Tech Talk -- Web Content Management System
On January 30th, 2009 the Reuther switched off its old 1.0 website for good. For those that recall, its retirement was long overdue. By the time of its retirement, the site had endured over a decade of development that had led to a patchwork of static HTML pages with a great deal of problems. The problems spanned from broken links to grossly out-of-date collection descriptions. The later issues provided the impetus to find a quick fix. This lead to the implementation of the Reuther’s 2.0 website. This site, based on the Drupal web content management system, leveraged the power of staff collaboration to allow authenticated users to make additions and edits at any time and from anywhere.
Though initially conceived of a simple means to deliver content such as images and audio to our public, it soon became obvious that with minimal effort we could index and offer our finding aids, too. This unorthodox approach to providing access to our manuscript descriptions has been the second most popular content type on our site since we first began serving them in early 2010. The site has for many years served visitors with descriptions of all of our open collections, which presently number 1,615. Abstracts are offered alphabetically from “AAUP Wayne State University Chapter Records” to the “Richard Zweiback Papers” at 100 per page. https://reuther.wayne.edu/abstracts
Since launch, our 2.0 web site has served users with over 2,595,000 pageviews with most hitting our image galleries. Sharing images was one of the primary reasons for using Drupal and was one of the first content types to be populated with collection materials. Since launch we have recorded 387,300 pageviews of our image galleries alone.

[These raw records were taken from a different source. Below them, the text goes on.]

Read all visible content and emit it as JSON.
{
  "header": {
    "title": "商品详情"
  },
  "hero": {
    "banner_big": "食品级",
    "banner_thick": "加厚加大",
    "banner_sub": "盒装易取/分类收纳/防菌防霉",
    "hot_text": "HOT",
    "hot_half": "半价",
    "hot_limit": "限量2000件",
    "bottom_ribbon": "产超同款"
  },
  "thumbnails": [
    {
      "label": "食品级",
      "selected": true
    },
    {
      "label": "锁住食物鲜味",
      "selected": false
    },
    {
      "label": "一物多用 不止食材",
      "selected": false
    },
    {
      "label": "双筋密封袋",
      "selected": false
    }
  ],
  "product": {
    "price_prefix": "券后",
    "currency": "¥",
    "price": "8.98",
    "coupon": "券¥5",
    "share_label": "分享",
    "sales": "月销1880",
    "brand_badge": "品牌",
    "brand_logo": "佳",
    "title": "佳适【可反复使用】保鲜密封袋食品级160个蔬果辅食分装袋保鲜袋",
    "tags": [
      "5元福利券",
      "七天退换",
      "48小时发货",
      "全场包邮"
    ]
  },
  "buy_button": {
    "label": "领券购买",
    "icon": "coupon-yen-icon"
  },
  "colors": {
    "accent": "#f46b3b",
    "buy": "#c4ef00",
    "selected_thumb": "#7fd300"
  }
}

If you’ve used our site for any purpose since January 2009, you’ve been one of the over 500,000 unique visitors to benefit from our decisions to improve our online services. This practice continues to this day. The site will soon receive a complete overhaul that will necessitate some changes. While we’re still discussing many aspects of the next generation Reuther 3.0 website, one thing is certain, the new site will be decisively lighter. Content of enduring value, such as our image galleries, will be moved to our digital repository for permanent display. In fact, some of our images have already begun to be moved to this preservation system, which is simply named Digital Collections.
These adjustments to our web presence are aimed at long-term preservation and access, and closely follow standards and best practices as proffered by various professional organizations including the Society of American Archivists, the Council on Library and Information Resources, and the Digital Library Federation. This reliance on multiple systems for both discovery of and access to our materials will ensure their long-term viability and vitality for many years to come. We hope you enjoy our work as we enter into our next level of technological development and advancement. Be on the look out for some big changes in 2017.
Paul Neirink is the Digital Resources Specialist for the Walter P. Reuther Library